Ralph is an odd creature; he was raised to be both English and American, and, as a result, is really neither.
Isabel amused him more than she suspected – the effect she produced upon people was often different from what she supposed – and he frequently gave himself the pleasure of making her chatter. It was by this term that he qualified her conversation, which had much of the "point" observable in that of the young ladies of her country, to whom the ear of the world is more directly presented than to their sisters in other lands. Like the mass of American girls Isabel had been encouraged to express herself; her remarks had been attended to; she had been expected to have emotions and opinions. (6.3)

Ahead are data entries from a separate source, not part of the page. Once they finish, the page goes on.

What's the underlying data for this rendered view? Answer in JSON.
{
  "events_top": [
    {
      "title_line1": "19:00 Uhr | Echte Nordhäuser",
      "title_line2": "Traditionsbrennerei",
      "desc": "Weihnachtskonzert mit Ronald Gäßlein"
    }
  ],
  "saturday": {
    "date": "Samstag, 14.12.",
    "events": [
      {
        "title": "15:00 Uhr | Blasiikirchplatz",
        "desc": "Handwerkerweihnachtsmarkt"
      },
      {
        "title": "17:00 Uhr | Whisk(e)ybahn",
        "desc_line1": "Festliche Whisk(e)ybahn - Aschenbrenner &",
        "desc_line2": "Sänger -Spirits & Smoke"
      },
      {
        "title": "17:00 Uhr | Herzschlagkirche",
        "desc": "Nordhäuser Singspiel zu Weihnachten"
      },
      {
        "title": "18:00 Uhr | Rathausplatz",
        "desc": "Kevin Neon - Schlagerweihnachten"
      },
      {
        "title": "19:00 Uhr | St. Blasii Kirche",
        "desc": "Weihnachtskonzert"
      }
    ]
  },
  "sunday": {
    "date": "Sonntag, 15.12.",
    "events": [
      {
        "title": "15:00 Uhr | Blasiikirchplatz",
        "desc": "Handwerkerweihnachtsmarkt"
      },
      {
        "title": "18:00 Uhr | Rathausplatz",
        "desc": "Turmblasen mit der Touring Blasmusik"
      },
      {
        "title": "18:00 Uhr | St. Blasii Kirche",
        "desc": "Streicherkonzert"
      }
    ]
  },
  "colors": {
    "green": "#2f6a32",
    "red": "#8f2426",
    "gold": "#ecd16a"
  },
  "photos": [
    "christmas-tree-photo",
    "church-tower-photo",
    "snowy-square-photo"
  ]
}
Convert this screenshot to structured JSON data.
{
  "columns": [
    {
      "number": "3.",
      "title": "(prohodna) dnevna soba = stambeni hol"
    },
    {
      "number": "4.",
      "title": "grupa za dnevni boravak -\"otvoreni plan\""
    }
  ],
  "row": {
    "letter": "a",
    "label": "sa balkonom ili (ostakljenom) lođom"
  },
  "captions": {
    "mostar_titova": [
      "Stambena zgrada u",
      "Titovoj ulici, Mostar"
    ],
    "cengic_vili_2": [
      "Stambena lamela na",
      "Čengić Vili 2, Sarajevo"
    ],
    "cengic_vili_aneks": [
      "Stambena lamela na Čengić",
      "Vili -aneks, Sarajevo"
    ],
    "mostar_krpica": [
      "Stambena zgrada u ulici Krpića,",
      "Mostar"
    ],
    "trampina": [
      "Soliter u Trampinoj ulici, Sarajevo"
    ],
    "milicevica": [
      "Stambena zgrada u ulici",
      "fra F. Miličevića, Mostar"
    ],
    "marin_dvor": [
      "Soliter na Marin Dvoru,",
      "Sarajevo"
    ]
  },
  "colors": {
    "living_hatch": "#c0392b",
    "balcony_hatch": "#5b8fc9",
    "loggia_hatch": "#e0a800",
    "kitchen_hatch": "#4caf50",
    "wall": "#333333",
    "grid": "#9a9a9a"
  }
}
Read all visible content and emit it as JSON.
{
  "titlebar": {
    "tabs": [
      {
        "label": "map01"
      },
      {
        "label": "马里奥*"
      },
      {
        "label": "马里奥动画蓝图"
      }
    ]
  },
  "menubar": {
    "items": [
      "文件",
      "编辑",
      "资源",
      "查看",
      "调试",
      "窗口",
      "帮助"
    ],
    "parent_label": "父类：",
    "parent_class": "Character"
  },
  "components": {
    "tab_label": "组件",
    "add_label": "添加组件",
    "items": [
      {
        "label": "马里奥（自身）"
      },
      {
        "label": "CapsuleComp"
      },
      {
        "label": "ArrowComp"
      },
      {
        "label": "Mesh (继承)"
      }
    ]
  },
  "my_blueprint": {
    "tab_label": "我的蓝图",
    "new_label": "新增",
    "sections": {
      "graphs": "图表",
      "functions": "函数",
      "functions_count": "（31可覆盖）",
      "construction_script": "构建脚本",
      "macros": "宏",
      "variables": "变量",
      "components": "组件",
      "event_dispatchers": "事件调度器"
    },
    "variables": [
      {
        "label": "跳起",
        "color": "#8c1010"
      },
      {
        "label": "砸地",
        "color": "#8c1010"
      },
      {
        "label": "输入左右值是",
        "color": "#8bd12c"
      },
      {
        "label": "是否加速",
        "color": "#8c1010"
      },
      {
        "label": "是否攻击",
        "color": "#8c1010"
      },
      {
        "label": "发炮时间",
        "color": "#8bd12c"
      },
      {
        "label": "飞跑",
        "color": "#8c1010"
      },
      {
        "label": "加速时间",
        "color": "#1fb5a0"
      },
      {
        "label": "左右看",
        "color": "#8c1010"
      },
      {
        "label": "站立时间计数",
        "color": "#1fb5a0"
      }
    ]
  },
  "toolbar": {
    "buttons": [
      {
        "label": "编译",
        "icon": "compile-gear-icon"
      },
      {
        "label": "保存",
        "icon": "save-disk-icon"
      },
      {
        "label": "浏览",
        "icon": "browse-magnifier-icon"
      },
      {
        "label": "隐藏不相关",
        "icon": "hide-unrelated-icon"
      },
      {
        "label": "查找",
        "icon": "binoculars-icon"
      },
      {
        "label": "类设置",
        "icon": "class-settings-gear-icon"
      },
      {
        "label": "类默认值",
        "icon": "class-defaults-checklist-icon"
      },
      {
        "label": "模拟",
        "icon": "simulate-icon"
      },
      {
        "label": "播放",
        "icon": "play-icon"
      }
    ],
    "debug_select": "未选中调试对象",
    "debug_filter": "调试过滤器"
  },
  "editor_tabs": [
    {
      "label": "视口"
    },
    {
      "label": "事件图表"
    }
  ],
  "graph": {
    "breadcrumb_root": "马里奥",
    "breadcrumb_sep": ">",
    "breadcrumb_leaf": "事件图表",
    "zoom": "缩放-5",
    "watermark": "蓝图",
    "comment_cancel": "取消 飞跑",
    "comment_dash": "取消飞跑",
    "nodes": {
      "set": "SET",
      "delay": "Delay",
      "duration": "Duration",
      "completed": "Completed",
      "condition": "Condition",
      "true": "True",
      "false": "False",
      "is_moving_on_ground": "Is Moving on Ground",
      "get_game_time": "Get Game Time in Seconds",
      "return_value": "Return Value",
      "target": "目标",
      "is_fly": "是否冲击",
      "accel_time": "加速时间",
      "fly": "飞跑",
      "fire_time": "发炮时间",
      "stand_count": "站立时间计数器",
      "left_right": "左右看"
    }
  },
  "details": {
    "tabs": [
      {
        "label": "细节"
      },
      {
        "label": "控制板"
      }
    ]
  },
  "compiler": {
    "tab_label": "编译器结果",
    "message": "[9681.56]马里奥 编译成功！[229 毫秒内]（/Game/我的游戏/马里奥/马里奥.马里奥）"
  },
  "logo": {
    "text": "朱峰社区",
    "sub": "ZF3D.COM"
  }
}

Again, the question of the American young lady arises. One imagines, from Mr. Touchett’s opinions, that they are quite different – and more independent on the whole – than the young women of Europe.
"Gracious," Isabel exclaimed; "how many classes have they? About fifty, I suppose."
"Well, I don't know that I ever counted them. I never took much notice of the classes. That's the advantage of being an American here; you don't belong to any class." (6.4)
Finally, the question of the role of the American expatriate arises. Mr. Touchett is pleased that they have no real social role or class, while other characters, we imagine, are less pleased with this.